Someone once told me I should “have what I want”.
This particular person wasn’t healthy for me in many ways, but this one statement was one of those teaching moments – those moments when you realize people were put into your life to alleviate years of restriction and suffering with a few words. Especially since I was someone who restricted what I ate and what I desired for years.
Image Credit: John Paul Ryan
I think perhaps the biggest tragedy of living is that we restrict ourselves to any singular role. We are mothers, so we cannot be sexual. We are children, so we don’t have the right to voice our opinion to elders. We are male, so we cannot verbally express that we are hurt. We are female, so we must appear good on paper and desirable behind closed doors. We must keep that part of ourselves a secret. Hush hush now, our parents would disapprove.
The fact of the matter is, these are all made-up societal mores that may not happen to work for everyone. Do I think everyone should shirk all moral rules, run around naked and disrespect their elders? Not really. But I do believe, it is when we internalize others’ (societal or familial) messages as our own truth that we run into trouble. When I was 15 and read InStyle religiously, I started to believe that being 113 lbs and 5’11” was something I needed to be. Because that’s what one of their models was. This turned into other, maladaptive beliefs that would thwart my attempts to be my own person. For example,
Good girls don’t take up literal or figurative space.
Good girls don’t upset other people.
Good girls don’t complain. Good girls know everything’s fine.
Good girls don’t want. They sacrifice for others. They martyr.
Good girls don’t have edges or make waves. Good girls do what the family does.
Good girls don’t talk about sex – that’s a man’s territory. Even that’s a bit taboo.
Can you imagine having the emotions that I have and keeping all of those appetites in for years? Knowing that an extra piece of my mother’s lemonade cake would make me too big, so I denied myself it, or I ate it and beat myself up for weeks. Knowing that expressing a want, a desire for another human being would be laughed at, so I stifled it, and starved myself accordingly. You can’t have what you want, Amanda, you can’t be who you are. Put it away. Box it up. Shelve it.
Fuck being good. I don’t want to be good anymore. I want to be me.
This is an old story. This has happened a million times with a million people who were restricted somehow by society’s beliefs. My story is not unique.
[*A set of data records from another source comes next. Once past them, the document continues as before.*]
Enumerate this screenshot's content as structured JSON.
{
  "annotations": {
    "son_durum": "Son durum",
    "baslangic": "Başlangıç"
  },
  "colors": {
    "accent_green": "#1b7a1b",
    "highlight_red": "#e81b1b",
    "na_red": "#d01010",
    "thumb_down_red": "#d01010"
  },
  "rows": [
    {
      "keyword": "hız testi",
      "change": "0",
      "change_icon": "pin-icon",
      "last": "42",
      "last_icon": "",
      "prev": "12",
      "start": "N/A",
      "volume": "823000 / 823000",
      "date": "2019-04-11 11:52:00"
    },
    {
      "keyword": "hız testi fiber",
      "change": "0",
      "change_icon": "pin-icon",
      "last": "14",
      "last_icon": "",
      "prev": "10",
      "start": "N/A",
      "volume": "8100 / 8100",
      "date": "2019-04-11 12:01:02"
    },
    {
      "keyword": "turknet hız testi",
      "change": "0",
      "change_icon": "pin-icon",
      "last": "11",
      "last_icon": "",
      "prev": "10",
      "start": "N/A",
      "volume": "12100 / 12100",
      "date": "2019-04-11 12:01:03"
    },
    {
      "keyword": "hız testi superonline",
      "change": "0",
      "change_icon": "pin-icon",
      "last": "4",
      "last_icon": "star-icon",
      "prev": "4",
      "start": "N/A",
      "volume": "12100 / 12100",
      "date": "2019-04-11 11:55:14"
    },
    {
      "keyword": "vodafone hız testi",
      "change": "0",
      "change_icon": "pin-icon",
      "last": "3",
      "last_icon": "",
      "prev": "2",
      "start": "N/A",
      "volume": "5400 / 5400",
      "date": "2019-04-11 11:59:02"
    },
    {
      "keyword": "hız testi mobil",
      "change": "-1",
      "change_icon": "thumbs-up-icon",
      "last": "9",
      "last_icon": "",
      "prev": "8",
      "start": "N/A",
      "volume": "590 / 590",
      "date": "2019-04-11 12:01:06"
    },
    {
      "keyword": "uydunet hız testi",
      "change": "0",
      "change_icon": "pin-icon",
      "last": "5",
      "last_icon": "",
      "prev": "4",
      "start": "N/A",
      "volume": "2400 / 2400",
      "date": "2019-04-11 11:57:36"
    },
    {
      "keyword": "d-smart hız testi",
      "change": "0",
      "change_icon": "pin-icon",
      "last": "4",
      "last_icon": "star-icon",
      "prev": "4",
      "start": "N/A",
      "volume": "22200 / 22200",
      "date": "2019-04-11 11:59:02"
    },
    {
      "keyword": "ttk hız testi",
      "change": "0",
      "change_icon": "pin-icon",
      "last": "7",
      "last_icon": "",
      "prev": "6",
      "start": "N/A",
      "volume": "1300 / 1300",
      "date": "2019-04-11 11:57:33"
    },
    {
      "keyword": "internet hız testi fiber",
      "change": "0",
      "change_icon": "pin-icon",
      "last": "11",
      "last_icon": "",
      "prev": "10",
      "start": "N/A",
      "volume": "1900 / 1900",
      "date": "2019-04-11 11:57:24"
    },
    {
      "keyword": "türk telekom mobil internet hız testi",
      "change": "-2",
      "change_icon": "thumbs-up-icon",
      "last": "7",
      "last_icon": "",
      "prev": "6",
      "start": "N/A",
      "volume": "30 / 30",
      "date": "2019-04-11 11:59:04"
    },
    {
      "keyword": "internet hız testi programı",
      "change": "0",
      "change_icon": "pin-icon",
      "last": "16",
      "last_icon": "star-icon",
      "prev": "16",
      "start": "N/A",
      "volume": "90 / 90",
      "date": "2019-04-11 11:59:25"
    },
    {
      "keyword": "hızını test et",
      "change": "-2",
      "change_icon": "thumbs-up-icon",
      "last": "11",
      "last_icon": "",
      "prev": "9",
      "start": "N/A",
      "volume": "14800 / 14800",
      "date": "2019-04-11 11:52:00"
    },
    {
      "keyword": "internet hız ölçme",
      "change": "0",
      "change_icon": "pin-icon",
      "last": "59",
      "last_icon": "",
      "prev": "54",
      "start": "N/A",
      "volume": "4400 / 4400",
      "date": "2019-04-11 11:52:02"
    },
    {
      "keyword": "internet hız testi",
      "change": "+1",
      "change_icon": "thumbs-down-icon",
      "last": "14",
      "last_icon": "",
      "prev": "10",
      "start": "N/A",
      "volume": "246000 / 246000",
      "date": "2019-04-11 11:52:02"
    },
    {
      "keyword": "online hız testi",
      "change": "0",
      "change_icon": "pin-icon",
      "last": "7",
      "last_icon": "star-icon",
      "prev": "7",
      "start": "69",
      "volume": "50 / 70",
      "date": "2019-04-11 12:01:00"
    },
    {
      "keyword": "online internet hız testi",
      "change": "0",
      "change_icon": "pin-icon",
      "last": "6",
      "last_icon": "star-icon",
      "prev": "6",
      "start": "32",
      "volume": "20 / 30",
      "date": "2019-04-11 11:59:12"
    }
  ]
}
I just want to know when we will stop looking at bodies through filters. Through taboo filters and image-obsessed filters and just see flesh for flesh and muscles for muscles and sex as part of our biology and necessary. That sex and food can be one thing to one person and something else to the next. That there’s nothing “bad” or “good” about it – unless you want it to be with your partner.
So what do I want?
I want to have security. I want to have consistency and routine because I know, at the end of the day, it serves me well. But I also want to know it’s ok to be proud of my body, the one I’ve fought so hard to love. I want to know it’s ok to be desirable. And that it doesn’t mean I’m bad or I’ll do something “bad”. That it doesn’t mean I’m a bad wife or a bad mother. And I want lots and lots of dessert to follow the rainbow of raw vegetables and fruit I eat each day. Icebox cake, to be exact. I want to exercise until I can’t breathe and I want to sleep soundly. I want to be a nurturing mother and a no-bullshit businesswoman. I need both. I need both in all aspects. Don’t we all? I find it unbelievable that we all play one singular role within the complexities of our personal traits and emotions. When we do that, we inhibit the beautiful complexity of our souls, capable of so much, so many colors.
When I voiced guilt to my therapist about purchasing my pricey wedding dress, echoing years of restraint to her, she smiled and said, “Amanda. It’s ok to have what you want.”
A beautiful luxury in a developed society like ours.
So this is me. I don’t like being domestic, I like burlesque shows, I like using my body and feeling alive everyday, I like painting princesses with my daughter, and I like expressing myself.
It may not fit a role, but it’s good for me.
(Thanks to JPR)